### WHAT THE EXERCISE ASKS
Each record, minus any picture, should be returned exactly as written.

(Dataset rows for apps and sites)
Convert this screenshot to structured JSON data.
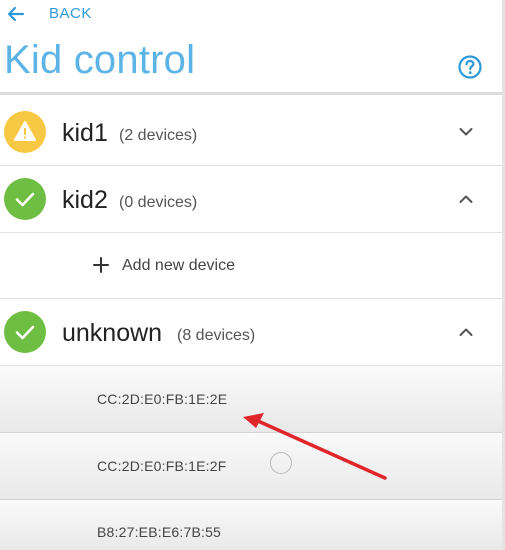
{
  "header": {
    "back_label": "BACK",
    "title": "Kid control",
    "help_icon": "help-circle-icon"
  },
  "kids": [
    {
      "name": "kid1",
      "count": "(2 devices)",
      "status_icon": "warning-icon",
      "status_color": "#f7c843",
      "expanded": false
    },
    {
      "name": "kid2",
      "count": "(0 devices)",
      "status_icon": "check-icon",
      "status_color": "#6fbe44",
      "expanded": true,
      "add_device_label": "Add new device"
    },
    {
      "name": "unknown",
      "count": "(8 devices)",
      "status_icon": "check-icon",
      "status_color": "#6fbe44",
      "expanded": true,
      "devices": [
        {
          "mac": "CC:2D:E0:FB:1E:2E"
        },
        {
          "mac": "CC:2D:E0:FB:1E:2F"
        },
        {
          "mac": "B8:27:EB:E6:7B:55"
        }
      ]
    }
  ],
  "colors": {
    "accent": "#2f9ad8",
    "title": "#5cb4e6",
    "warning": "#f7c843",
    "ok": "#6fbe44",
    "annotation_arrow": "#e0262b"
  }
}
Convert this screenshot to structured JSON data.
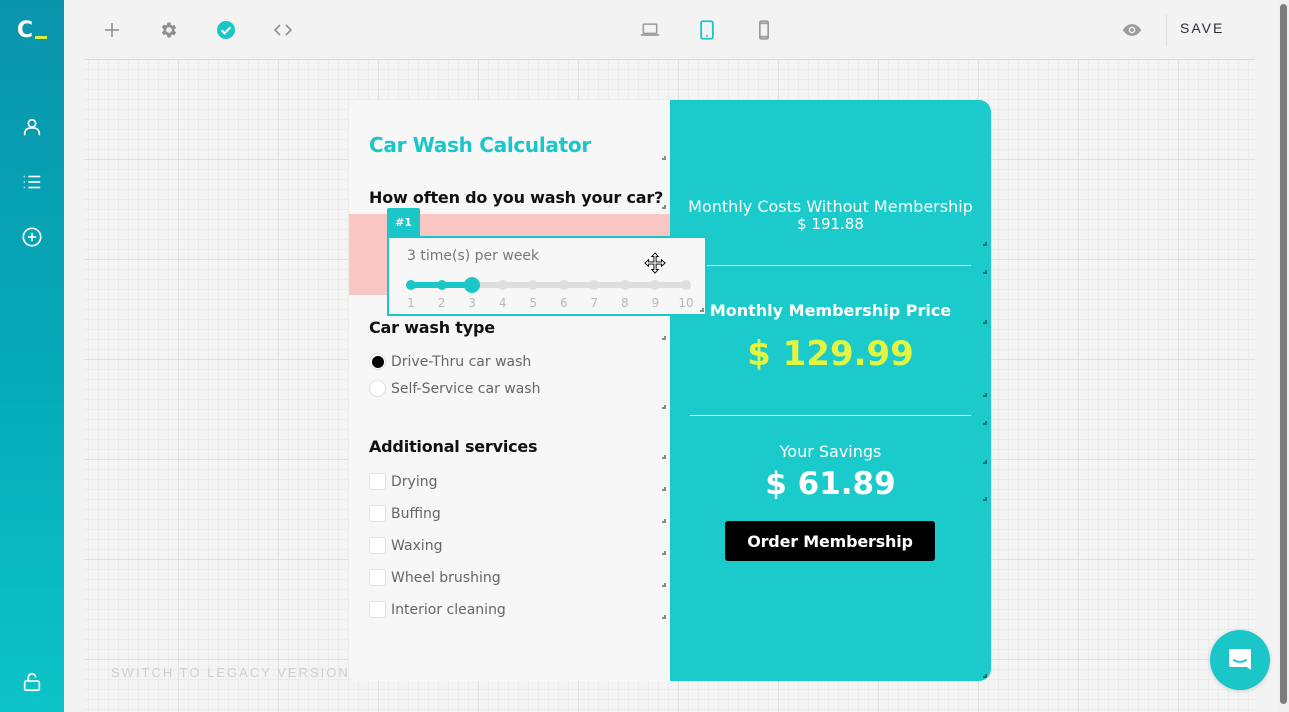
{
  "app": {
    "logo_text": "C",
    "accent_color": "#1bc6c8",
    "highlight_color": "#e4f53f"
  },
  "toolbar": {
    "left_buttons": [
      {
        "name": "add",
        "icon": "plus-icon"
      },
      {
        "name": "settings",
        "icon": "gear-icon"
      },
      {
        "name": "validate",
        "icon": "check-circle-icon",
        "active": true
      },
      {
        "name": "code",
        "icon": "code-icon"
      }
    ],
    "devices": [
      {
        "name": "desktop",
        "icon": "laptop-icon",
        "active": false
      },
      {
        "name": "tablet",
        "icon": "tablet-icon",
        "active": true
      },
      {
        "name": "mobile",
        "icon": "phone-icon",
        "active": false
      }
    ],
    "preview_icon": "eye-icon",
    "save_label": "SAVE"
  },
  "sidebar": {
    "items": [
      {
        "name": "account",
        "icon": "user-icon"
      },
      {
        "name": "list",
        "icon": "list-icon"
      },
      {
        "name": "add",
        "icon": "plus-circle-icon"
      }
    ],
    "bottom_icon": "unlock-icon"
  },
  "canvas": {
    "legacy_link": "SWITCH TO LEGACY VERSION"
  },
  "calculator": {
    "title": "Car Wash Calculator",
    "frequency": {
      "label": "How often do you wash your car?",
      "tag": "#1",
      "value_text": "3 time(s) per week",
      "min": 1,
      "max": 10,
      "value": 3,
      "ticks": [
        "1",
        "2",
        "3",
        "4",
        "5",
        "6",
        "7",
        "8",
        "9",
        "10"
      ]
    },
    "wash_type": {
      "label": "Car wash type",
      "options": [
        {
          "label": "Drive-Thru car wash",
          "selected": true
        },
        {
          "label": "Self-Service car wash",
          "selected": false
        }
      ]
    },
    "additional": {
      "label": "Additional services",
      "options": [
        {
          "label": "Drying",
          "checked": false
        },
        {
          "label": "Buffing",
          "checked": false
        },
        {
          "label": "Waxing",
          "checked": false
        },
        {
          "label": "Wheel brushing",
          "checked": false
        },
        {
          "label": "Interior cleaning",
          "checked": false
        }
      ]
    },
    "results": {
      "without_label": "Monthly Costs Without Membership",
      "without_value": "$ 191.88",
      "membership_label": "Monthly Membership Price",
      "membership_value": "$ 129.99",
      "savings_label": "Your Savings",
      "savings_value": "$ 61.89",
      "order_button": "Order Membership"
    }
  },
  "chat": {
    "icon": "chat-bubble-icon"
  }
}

### ANSWER SECTION
Convert this screenshot to structured JSON data.
{
  "header": {
    "back_label": "BACK",
    "title": "Kid control",
    "help_icon": "help-circle-icon"
  },
  "kids": [
    {
      "name": "kid1",
      "count": "(2 devices)",
      "status_icon": "warning-icon",
      "status_color": "#f7c843",
      "expanded": false
    },
    {
      "name": "kid2",
      "count": "(0 devices)",
      "status_icon": "check-icon",
      "status_color": "#6fbe44",
      "expanded": true,
      "add_device_label": "Add new device"
    },
    {
      "name": "unknown",
      "count": "(8 devices)",
      "status_icon": "check-icon",
      "status_color": "#6fbe44",
      "expanded": true,
      "devices": [
        {
          "mac": "CC:2D:E0:FB:1E:2E"
        },
        {
          "mac": "CC:2D:E0:FB:1E:2F"
        },
        {
          "mac": "B8:27:EB:E6:7B:55"
        }
      ]
    }
  ],
  "colors": {
    "accent": "#2f9ad8",
    "title": "#5cb4e6",
    "warning": "#f7c843",
    "ok": "#6fbe44",
    "annotation_arrow": "#e0262b"
  }
}
Convert this screenshot to structured JSON data.
{
  "app": {
    "logo_text": "C",
    "accent_color": "#1bc6c8",
    "highlight_color": "#e4f53f"
  },
  "toolbar": {
    "left_buttons": [
      {
        "name": "add",
        "icon": "plus-icon"
      },
      {
        "name": "settings",
        "icon": "gear-icon"
      },
      {
        "name": "validate",
        "icon": "check-circle-icon",
        "active": true
      },
      {
        "name": "code",
        "icon": "code-icon"
      }
    ],
    "devices": [
      {
        "name": "desktop",
        "icon": "laptop-icon",
        "active": false
      },
      {
        "name": "tablet",
        "icon": "tablet-icon",
        "active": true
      },
      {
        "name": "mobile",
        "icon": "phone-icon",
        "active": false
      }
    ],
    "preview_icon": "eye-icon",
    "save_label": "SAVE"
  },
  "sidebar": {
    "items": [
      {
        "name": "account",
        "icon": "user-icon"
      },
      {
        "name": "list",
        "icon": "list-icon"
      },
      {
        "name": "add",
        "icon": "plus-circle-icon"
      }
    ],
    "bottom_icon": "unlock-icon"
  },
  "canvas": {
    "legacy_link": "SWITCH TO LEGACY VERSION"
  },
  "calculator": {
    "title": "Car Wash Calculator",
    "frequency": {
      "label": "How often do you wash your car?",
      "tag": "#1",
      "value_text": "3 time(s) per week",
      "min": 1,
      "max": 10,
      "value": 3,
      "ticks": [
        "1",
        "2",
        "3",
        "4",
        "5",
        "6",
        "7",
        "8",
        "9",
        "10"
      ]
    },
    "wash_type": {
      "label": "Car wash type",
      "options": [
        {
          "label": "Drive-Thru car wash",
          "selected": true
        },
        {
          "label": "Self-Service car wash",
          "selected": false
        }
      ]
    },
    "additional": {
      "label": "Additional services",
      "options": [
        {
          "label": "Drying",
          "checked": false
        },
        {
          "label": "Buffing",
          "checked": false
        },
        {
          "label": "Waxing",
          "checked": false
        },
        {
          "label": "Wheel brushing",
          "checked": false
        },
        {
          "label": "Interior cleaning",
          "checked": false
        }
      ]
    },
    "results": {
      "without_label": "Monthly Costs Without Membership",
      "without_value": "$ 191.88",
      "membership_label": "Monthly Membership Price",
      "membership_value": "$ 129.99",
      "savings_label": "Your Savings",
      "savings_value": "$ 61.89",
      "order_button": "Order Membership"
    }
  },
  "chat": {
    "icon": "chat-bubble-icon"
  }
}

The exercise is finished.